# What you should do:
Once more, print the records exactly as given.
** Records supplied follows **
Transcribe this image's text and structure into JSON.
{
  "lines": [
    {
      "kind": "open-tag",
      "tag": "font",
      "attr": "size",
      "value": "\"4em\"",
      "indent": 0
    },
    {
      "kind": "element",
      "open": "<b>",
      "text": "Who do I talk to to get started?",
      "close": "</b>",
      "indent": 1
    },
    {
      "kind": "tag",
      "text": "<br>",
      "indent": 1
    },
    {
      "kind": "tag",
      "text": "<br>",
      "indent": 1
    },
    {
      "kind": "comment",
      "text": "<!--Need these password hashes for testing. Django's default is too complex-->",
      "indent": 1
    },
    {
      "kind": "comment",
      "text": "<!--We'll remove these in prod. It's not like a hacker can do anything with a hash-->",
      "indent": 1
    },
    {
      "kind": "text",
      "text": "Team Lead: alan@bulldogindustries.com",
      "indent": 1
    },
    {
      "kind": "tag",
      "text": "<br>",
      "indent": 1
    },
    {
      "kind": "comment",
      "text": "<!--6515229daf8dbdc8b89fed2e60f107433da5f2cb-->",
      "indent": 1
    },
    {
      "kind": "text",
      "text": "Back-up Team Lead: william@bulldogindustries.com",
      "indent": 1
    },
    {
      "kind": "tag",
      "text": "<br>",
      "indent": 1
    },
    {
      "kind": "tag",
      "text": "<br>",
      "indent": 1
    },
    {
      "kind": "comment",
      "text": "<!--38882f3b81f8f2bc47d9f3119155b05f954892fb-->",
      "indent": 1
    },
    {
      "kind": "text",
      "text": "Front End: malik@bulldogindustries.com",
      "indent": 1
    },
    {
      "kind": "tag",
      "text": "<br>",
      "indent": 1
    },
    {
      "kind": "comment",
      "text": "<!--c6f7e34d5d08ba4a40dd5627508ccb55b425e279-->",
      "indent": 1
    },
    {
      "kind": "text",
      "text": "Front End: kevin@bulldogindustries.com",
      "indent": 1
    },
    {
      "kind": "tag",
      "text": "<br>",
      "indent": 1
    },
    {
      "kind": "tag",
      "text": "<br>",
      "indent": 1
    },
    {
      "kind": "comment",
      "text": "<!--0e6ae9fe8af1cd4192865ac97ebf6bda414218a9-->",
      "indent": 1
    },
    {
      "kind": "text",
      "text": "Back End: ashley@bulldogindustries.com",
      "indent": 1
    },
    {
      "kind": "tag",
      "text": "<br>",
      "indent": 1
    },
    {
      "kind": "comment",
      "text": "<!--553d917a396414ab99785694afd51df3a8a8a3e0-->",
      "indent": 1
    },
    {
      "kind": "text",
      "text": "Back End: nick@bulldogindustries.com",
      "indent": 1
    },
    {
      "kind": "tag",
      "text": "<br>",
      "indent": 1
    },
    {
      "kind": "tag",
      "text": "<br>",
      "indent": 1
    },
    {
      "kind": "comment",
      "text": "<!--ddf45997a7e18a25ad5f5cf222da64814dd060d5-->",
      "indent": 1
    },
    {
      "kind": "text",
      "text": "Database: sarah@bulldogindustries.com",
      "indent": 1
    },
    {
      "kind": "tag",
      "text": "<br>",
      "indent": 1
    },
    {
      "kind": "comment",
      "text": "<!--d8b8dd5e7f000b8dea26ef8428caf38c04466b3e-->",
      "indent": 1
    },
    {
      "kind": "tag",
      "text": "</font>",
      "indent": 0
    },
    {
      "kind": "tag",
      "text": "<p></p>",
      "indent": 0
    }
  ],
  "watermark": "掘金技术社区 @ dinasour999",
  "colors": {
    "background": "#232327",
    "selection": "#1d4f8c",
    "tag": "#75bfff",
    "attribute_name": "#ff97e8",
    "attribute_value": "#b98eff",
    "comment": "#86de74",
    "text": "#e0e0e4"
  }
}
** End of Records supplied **
# Solution for this problem:
Transcribe this image's text and structure into JSON.
{
  "lines": [
    {
      "kind": "open-tag",
      "tag": "font",
      "attr": "size",
      "value": "\"4em\"",
      "indent": 0
    },
    {
      "kind": "element",
      "open": "<b>",
      "text": "Who do I talk to to get started?",
      "close": "</b>",
      "indent": 1
    },
    {
      "kind": "tag",
      "text": "<br>",
      "indent": 1
    },
    {
      "kind": "tag",
      "text": "<br>",
      "indent": 1
    },
    {
      "kind": "comment",
      "text": "<!--Need these password hashes for testing. Django's default is too complex-->",
      "indent": 1
    },
    {
      "kind": "comment",
      "text": "<!--We'll remove these in prod. It's not like a hacker can do anything with a hash-->",
      "indent": 1
    },
    {
      "kind": "text",
      "text": "Team Lead: alan@bulldogindustries.com",
      "indent": 1
    },
    {
      "kind": "tag",
      "text": "<br>",
      "indent": 1
    },
    {
      "kind": "comment",
      "text": "<!--6515229daf8dbdc8b89fed2e60f107433da5f2cb-->",
      "indent": 1
    },
    {
      "kind": "text",
      "text": "Back-up Team Lead: william@bulldogindustries.com",
      "indent": 1
    },
    {
      "kind": "tag",
      "text": "<br>",
      "indent": 1
    },
    {
      "kind": "tag",
      "text": "<br>",
      "indent": 1
    },
    {
      "kind": "comment",
      "text": "<!--38882f3b81f8f2bc47d9f3119155b05f954892fb-->",
      "indent": 1
    },
    {
      "kind": "text",
      "text": "Front End: malik@bulldogindustries.com",
      "indent": 1
    },
    {
      "kind": "tag",
      "text": "<br>",
      "indent": 1
    },
    {
      "kind": "comment",
      "text": "<!--c6f7e34d5d08ba4a40dd5627508ccb55b425e279-->",
      "indent": 1
    },
    {
      "kind": "text",
      "text": "Front End: kevin@bulldogindustries.com",
      "indent": 1
    },
    {
      "kind": "tag",
      "text": "<br>",
      "indent": 1
    },
    {
      "kind": "tag",
      "text": "<br>",
      "indent": 1
    },
    {
      "kind": "comment",
      "text": "<!--0e6ae9fe8af1cd4192865ac97ebf6bda414218a9-->",
      "indent": 1
    },
    {
      "kind": "text",
      "text": "Back End: ashley@bulldogindustries.com",
      "indent": 1
    },
    {
      "kind": "tag",
      "text": "<br>",
      "indent": 1
    },
    {
      "kind": "comment",
      "text": "<!--553d917a396414ab99785694afd51df3a8a8a3e0-->",
      "indent": 1
    },
    {
      "kind": "text",
      "text": "Back End: nick@bulldogindustries.com",
      "indent": 1
    },
    {
      "kind": "tag",
      "text": "<br>",
      "indent": 1
    },
    {
      "kind": "tag",
      "text": "<br>",
      "indent": 1
    },
    {
      "kind": "comment",
      "text": "<!--ddf45997a7e18a25ad5f5cf222da64814dd060d5-->",
      "indent": 1
    },
    {
      "kind": "text",
      "text": "Database: sarah@bulldogindustries.com",
      "indent": 1
    },
    {
      "kind": "tag",
      "text": "<br>",
      "indent": 1
    },
    {
      "kind": "comment",
      "text": "<!--d8b8dd5e7f000b8dea26ef8428caf38c04466b3e-->",
      "indent": 1
    },
    {
      "kind": "tag",
      "text": "</font>",
      "indent": 0
    },
    {
      "kind": "tag",
      "text": "<p></p>",
      "indent": 0
    }
  ],
  "watermark": "掘金技术社区 @ dinasour999",
  "colors": {
    "background": "#232327",
    "selection": "#1d4f8c",
    "tag": "#75bfff",
    "attribute_name": "#ff97e8",
    "attribute_value": "#b98eff",
    "comment": "#86de74",
    "text": "#e0e0e4"
  }
}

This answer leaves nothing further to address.